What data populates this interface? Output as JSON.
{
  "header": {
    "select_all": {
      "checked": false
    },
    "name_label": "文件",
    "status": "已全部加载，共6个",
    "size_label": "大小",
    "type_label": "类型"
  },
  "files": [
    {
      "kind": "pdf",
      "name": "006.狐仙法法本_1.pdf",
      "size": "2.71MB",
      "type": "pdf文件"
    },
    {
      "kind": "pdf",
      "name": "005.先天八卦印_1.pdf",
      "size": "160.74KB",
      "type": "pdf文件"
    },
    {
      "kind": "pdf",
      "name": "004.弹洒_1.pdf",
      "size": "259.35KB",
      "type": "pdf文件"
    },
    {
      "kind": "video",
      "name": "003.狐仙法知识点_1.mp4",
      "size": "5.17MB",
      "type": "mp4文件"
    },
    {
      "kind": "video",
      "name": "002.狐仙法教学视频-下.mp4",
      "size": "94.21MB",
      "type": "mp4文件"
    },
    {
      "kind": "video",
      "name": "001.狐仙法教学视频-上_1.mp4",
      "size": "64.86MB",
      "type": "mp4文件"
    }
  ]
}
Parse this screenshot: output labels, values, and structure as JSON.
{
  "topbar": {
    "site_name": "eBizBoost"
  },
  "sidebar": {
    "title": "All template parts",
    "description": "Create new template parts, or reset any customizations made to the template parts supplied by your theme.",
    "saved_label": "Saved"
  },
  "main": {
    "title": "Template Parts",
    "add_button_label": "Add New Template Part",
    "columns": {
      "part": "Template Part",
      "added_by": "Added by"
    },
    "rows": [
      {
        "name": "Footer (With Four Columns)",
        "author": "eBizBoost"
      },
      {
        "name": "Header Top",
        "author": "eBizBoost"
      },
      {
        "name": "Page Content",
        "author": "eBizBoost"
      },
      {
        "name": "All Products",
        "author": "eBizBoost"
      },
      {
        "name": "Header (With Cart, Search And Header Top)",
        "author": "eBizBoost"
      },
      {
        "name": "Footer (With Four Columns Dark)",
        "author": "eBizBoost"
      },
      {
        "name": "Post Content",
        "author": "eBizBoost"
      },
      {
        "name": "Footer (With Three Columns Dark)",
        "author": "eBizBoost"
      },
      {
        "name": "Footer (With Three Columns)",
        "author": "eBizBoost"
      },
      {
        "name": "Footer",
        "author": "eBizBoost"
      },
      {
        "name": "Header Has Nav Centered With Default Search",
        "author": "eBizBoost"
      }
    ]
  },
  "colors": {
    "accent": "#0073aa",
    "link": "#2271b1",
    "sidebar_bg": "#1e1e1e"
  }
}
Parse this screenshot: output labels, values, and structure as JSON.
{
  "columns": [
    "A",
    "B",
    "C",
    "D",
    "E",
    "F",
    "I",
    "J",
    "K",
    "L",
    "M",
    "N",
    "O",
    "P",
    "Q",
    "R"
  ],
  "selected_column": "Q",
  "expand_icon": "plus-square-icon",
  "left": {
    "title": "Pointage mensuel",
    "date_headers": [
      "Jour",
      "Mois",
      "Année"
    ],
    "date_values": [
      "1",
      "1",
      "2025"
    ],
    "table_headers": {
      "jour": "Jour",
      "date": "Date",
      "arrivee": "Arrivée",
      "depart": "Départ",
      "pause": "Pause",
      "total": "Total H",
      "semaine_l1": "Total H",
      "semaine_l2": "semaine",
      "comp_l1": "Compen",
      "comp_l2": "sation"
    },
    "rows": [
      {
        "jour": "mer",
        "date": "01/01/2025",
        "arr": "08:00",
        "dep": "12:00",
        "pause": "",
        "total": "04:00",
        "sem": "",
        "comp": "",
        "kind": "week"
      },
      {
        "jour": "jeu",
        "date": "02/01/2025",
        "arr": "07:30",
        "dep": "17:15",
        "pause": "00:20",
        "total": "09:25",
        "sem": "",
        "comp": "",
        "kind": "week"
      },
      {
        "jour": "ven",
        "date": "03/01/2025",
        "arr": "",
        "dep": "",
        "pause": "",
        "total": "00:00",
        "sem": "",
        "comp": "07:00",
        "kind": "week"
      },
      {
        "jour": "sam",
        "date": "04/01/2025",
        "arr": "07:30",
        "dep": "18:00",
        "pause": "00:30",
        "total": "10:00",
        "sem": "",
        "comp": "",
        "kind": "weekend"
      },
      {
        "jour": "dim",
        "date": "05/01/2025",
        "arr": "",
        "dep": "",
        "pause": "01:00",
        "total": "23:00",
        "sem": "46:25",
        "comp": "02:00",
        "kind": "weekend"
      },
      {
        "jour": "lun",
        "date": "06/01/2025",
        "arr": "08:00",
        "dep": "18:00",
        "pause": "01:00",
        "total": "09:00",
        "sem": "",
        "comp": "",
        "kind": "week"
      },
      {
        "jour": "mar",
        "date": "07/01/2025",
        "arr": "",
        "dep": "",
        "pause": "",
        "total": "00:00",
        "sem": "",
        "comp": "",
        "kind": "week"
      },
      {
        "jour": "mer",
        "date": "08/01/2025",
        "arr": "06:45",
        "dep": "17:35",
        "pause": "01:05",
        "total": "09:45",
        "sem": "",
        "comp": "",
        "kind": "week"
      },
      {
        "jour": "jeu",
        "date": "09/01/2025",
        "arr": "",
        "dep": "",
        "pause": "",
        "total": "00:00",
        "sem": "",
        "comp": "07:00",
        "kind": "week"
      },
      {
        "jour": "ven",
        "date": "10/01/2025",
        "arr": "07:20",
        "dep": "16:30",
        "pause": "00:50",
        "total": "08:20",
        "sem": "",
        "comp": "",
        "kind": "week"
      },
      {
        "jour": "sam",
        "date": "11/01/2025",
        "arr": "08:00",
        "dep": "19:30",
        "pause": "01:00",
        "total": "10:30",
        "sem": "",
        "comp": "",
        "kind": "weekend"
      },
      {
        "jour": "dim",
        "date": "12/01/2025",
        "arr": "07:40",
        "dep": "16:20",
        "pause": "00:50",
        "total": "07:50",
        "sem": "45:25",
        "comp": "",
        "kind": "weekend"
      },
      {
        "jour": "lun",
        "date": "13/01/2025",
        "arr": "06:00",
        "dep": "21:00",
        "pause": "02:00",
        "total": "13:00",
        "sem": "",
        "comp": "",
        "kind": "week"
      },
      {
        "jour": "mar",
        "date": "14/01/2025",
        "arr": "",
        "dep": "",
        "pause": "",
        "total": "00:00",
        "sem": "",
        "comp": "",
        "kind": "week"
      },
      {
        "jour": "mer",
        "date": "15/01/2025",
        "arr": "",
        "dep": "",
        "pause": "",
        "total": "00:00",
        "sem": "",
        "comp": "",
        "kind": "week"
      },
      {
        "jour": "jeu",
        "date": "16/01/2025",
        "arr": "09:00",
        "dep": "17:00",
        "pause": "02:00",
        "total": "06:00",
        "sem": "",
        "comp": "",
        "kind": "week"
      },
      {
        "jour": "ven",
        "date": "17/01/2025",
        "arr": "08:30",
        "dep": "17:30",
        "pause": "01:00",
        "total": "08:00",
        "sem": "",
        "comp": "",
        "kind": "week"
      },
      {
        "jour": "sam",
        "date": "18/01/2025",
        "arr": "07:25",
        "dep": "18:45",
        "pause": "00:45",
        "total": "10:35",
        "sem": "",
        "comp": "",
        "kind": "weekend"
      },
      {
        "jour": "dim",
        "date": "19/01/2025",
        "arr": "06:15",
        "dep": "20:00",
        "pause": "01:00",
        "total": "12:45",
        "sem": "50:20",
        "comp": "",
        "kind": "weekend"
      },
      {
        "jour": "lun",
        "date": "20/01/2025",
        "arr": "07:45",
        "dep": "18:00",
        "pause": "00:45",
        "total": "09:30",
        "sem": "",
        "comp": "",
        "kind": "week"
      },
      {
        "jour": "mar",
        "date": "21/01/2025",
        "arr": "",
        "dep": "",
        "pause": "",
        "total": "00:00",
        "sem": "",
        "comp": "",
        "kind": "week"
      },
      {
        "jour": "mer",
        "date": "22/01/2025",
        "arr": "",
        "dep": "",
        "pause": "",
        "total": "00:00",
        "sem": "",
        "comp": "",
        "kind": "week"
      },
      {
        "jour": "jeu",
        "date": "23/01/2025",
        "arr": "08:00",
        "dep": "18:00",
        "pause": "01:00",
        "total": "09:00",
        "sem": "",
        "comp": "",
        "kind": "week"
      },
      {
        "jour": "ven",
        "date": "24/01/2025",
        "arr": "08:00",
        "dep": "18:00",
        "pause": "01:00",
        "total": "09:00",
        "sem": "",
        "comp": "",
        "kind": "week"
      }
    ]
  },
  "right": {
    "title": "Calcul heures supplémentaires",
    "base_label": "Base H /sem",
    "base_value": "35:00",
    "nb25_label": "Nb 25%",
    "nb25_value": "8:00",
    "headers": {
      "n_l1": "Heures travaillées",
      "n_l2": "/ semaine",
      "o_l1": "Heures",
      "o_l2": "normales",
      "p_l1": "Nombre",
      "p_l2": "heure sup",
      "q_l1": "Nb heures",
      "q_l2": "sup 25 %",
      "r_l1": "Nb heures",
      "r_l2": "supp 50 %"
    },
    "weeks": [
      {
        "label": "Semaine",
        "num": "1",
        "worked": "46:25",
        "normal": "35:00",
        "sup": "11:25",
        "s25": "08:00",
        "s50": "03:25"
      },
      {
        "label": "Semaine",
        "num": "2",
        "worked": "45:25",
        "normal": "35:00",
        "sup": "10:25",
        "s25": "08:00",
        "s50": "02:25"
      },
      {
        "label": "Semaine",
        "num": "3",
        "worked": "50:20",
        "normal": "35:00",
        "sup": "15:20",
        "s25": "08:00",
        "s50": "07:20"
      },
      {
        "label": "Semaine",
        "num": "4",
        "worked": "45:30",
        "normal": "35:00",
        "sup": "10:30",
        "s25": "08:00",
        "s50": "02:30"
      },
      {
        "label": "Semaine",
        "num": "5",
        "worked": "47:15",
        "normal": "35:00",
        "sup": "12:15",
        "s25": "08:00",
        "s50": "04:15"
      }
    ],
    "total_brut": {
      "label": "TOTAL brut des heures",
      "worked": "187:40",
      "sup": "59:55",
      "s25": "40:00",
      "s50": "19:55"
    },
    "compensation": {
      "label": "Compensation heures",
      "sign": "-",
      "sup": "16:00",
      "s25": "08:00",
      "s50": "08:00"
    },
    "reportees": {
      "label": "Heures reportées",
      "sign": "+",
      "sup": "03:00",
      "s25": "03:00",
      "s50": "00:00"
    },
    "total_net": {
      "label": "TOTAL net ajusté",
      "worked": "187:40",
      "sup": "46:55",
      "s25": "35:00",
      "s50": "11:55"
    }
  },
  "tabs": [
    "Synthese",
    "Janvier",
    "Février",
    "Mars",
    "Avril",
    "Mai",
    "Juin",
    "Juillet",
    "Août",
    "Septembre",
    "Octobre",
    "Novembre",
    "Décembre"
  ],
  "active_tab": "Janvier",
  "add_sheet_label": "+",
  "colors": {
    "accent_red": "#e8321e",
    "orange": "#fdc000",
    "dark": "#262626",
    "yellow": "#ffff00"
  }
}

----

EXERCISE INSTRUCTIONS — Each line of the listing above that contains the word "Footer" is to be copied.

EXERCISE ANSWER —
        "name": "Footer (With Four Columns)",
        "name": "Footer (With Four Columns Dark)",
        "name": "Footer (With Three Columns Dark)",
        "name": "Footer (With Three Columns)",
        "name": "Footer",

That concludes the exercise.